## The task
If a line in the data below holds the word "your", copy it.

(Component data from apps and pages)
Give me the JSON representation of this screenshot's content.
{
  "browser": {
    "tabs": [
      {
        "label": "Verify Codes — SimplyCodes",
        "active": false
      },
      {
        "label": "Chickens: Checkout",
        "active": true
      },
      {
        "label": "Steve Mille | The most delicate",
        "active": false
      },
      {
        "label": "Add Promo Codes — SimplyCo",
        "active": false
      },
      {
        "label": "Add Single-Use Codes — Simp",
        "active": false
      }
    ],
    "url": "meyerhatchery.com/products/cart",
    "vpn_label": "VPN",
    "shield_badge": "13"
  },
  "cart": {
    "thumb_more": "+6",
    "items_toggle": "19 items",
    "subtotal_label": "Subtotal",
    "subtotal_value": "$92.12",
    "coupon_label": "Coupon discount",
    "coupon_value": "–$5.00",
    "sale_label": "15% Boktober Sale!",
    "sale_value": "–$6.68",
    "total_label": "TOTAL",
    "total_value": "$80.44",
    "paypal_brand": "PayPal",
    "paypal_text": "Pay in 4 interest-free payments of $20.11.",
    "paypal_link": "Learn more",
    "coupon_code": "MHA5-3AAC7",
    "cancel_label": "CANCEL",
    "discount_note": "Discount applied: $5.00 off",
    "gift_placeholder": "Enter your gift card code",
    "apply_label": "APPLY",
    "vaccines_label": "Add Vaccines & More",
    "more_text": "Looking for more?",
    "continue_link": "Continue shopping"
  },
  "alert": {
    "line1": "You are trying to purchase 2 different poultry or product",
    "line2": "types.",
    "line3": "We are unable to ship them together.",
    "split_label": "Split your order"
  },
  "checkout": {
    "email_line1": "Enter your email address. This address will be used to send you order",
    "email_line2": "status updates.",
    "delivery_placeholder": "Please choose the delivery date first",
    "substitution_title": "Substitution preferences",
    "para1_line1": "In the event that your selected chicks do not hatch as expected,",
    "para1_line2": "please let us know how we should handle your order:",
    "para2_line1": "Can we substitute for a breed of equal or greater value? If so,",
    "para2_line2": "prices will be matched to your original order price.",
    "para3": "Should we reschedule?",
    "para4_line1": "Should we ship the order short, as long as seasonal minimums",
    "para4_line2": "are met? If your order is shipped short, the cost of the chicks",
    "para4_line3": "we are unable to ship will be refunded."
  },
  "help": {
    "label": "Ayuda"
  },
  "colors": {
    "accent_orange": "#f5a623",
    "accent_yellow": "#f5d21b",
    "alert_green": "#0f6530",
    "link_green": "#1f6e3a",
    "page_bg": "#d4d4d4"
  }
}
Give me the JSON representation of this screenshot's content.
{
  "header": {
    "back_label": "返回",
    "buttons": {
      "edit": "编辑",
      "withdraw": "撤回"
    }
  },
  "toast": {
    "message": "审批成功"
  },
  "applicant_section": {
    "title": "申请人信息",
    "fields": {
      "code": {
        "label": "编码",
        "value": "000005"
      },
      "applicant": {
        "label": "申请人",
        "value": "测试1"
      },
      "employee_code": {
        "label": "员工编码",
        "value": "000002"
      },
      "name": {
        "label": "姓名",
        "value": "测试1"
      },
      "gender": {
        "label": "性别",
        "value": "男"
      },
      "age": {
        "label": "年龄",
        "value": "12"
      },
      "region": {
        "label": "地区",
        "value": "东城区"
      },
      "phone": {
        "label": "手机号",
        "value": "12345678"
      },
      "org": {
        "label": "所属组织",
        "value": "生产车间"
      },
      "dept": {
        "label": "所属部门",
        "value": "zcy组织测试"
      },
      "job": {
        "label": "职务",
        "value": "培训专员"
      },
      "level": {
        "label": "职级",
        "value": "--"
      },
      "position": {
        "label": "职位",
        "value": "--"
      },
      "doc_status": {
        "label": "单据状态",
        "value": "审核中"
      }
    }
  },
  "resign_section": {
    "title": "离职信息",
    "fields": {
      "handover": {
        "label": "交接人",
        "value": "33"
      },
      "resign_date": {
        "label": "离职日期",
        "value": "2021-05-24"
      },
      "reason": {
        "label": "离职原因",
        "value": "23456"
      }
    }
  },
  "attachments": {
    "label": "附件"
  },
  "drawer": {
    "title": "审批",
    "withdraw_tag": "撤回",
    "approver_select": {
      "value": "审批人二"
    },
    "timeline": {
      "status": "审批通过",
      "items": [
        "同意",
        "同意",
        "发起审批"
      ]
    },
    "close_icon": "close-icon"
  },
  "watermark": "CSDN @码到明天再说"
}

## Task response
    "gift_placeholder": "Enter your gift card code",
    "split_label": "Split your order"
    "email_line1": "Enter your email address. This address will be used to send you order",
    "para1_line1": "In the event that your selected chicks do not hatch as expected,",
    "para1_line2": "please let us know how we should handle your order:",
    "para2_line2": "prices will be matched to your original order price.",
    "para4_line2": "are met? If your order is shipped short, the cost of the chicks",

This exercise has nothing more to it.